Assuming that there are children, you and your husband will share a child specialist as well. (If you don’t have children, you won’t hire a child specialist.) Again, because your main goal is to focus on shared goals and priorities (and assuming that the children rank somewhere at the top of that list of priorities), the child specialist will meet with you, with each of your children, and help everyone talk frankly and openly about their feelings and concerns. The child specialist talks to the team about the children, including addressing their hopes and fears for their future lives. The child specialist will probably make a recommendation to the group, and help husband and wife come together to make a decision about custody that takes the children into account. A major governing philosophy of collaborative divorce is that “the children are a priority, not a casualty.”
How do we find out what there is to divide?
Before you start the collaborative process, you and your husband both agree to openly and honestly exchange information. It’s a sort of “no holds barred” policy that allows both of you to ask for and receive any information necessary to divide up the marital assets and liabilities. There’s no hiding assets, there’s no secrecy or mistrust. Both parties agree to cooperate and provide any and all information necessary to move forward with the divorce.
Unlike in traditional divorce, there’s no formal discovery process. There’s really no “formal” process at all; both groups come together, sometimes with all the professionals involved, sometimes with only a few, and negotiate. Both parties are expected to be cooperative and respectful with each other, and not to try to hide assets or be secretive.
If you don’t think that either you or your husband is willing to be completely open and honest, you may not be the ideal candidate for a collaborative divorce.
What if we have to go to court?
Ultimately, the hope is that you never even wonder whether you’ll have to go to court. Since you and your husband make an agreement to avoid court, it’s definitely not in your best interests to change your mind later on. For one thing, if you do decide to go to court, your attorneys will have to get out of your case. Neither attorney can continue to represent you if the collaborative negotiations break down.

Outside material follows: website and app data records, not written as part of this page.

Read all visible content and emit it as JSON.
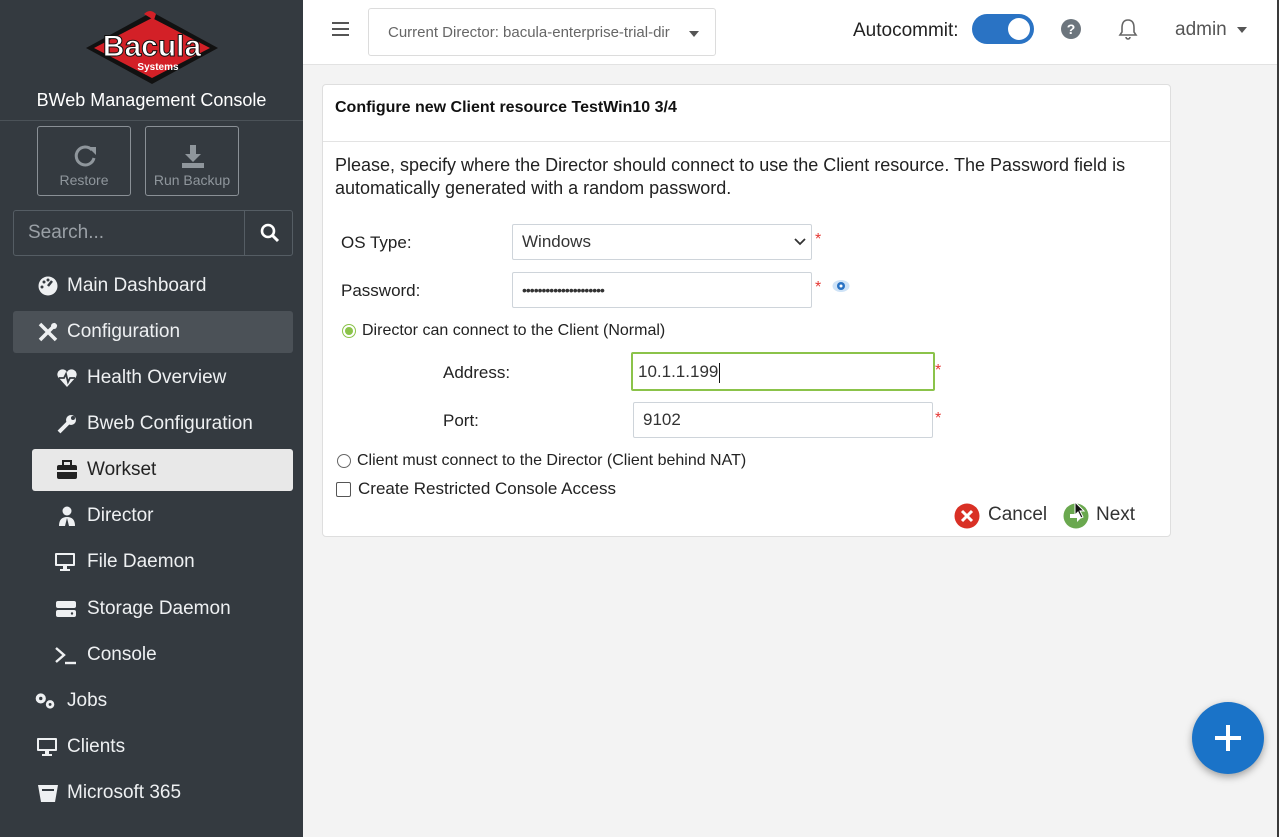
{
  "sidebar": {
    "logo_text": "Bacula",
    "logo_sub": "Systems",
    "console_title": "BWeb Management Console",
    "quick": {
      "restore": "Restore",
      "run_backup": "Run Backup"
    },
    "search_placeholder": "Search...",
    "items": [
      {
        "label": "Main Dashboard",
        "icon": "dashboard-icon"
      },
      {
        "label": "Configuration",
        "icon": "tools-icon"
      },
      {
        "label": "Health Overview",
        "icon": "heartbeat-icon"
      },
      {
        "label": "Bweb Configuration",
        "icon": "wrench-icon"
      },
      {
        "label": "Workset",
        "icon": "briefcase-icon"
      },
      {
        "label": "Director",
        "icon": "user-tie-icon"
      },
      {
        "label": "File Daemon",
        "icon": "desktop-icon"
      },
      {
        "label": "Storage Daemon",
        "icon": "hdd-icon"
      },
      {
        "label": "Console",
        "icon": "terminal-icon"
      },
      {
        "label": "Jobs",
        "icon": "cogs-icon"
      },
      {
        "label": "Clients",
        "icon": "desktop-icon"
      },
      {
        "label": "Microsoft 365",
        "icon": "bucket-icon"
      }
    ]
  },
  "topbar": {
    "director": "Current Director: bacula-enterprise-trial-dir",
    "autocommit_label": "Autocommit:",
    "autocommit_on": true,
    "user": "admin"
  },
  "card": {
    "title": "Configure new Client resource TestWin10 3/4",
    "description": "Please, specify where the Director should connect to use the Client resource. The Password field is automatically generated with a random password.",
    "os_label": "OS Type:",
    "os_value": "Windows",
    "password_label": "Password:",
    "password_value": "•••••••••••••••••••••",
    "radio_normal": "Director can connect to the Client (Normal)",
    "address_label": "Address:",
    "address_value": "10.1.1.199",
    "port_label": "Port:",
    "port_value": "9102",
    "radio_nat": "Client must connect to the Director (Client behind NAT)",
    "restricted_console": "Create Restricted Console Access",
    "cancel": "Cancel",
    "next": "Next",
    "required_mark": "*"
  },
  "colors": {
    "accent": "#1a73c8",
    "sidebar_bg": "#343a40",
    "focus_border": "#8bc34a",
    "required": "#e53935"
  }
}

Collaborative divorce is not like traditional divorce in a lot of ways. For one thing, it’s not nearly so adversarial. In a typical attorney client relationship, the attorney represents the client exclusively; there’s no such thing as sharing information between both parties, like there is in collaborative. Remember how I said you make an honest exchange of information? That’s unique to collaborative divorce; in traditional divorce you have to formally request that information in the discovery process. There’s no “open book” policy in traditional divorce; whatever the other side forgets to ask for or leaves out isn’t provided. Because of the way collaborative divorce is structures, and because it’s cooperative rather than adversarial, your attorney can’t continue to represent you if you go to court instead of finishing with the collaborative process. In Virginia, the way it works is that anything said in mediation or other settlement discussions are not admissible in court. Your collaborative attorney can’t then represent you in court, knowing everything that she does from representing you in your collaborative case, and be able to do it ethically. There’s no way to erase that knowledge and be able to switch over from being a collaborative attorney to being a litigating attorney.
The collaborative approach to divorce is not like traditional mediation or litigation models; it’s really something entirely it’s own. It’s innovative, and gives both parties the freedom to get divorced without the introducing the possibility of so much destructiveness that seems to be inherent in traditional divorce practice. Collaborative divorce professionals have a very high rate of success, and their clients typically report being among the happiest in terms of their outcomes.
For more information about collaborative divorce, or to schedule a consultation with Sheera Herrell, give our office a call at (757) 425-5200.